Entries from a dataset of interfaces:
- - - - -

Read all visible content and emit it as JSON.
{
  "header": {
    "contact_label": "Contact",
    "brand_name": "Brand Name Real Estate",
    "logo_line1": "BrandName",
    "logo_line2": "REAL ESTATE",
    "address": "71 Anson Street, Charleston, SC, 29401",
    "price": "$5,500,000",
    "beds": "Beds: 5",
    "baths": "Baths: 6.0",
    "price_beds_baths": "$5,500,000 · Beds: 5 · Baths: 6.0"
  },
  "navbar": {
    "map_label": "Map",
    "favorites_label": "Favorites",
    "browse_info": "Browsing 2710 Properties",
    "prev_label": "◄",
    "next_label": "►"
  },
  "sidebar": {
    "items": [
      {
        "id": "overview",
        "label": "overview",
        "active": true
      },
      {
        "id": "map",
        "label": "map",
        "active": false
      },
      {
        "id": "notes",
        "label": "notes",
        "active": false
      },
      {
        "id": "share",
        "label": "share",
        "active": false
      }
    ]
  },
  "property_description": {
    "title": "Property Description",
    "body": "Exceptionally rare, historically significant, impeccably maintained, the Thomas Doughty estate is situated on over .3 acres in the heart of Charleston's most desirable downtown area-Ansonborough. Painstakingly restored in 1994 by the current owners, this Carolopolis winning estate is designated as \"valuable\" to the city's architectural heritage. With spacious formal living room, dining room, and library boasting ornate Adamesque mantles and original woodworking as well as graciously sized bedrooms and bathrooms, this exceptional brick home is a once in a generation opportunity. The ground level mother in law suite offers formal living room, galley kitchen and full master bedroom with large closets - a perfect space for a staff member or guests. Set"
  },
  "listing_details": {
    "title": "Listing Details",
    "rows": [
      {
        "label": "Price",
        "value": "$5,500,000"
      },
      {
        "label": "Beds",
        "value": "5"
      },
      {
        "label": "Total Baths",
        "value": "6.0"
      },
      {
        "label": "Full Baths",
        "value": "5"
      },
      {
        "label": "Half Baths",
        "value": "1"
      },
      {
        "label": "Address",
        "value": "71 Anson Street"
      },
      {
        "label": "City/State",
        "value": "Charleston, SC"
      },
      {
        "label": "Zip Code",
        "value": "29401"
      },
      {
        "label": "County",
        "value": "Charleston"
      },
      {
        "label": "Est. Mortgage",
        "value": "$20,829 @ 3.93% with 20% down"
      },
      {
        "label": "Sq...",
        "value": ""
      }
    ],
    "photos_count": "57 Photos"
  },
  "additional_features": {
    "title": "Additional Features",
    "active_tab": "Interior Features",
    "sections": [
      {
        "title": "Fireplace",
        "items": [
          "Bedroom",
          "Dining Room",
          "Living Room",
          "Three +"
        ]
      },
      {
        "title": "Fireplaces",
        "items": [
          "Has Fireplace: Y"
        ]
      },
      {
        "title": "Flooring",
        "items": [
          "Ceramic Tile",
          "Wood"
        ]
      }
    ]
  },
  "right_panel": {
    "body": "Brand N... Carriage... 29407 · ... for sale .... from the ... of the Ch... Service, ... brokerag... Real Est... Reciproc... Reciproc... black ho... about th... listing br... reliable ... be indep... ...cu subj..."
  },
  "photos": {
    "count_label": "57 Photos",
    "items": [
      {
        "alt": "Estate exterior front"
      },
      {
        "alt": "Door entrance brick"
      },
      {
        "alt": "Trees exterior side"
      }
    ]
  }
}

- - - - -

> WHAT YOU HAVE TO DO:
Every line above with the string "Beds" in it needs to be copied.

> RESPONSE TO THE TASK:
    "beds": "Beds: 5",
    "price_beds_baths": "$5,500,000 · Beds: 5 · Baths: 6.0"
        "label": "Beds",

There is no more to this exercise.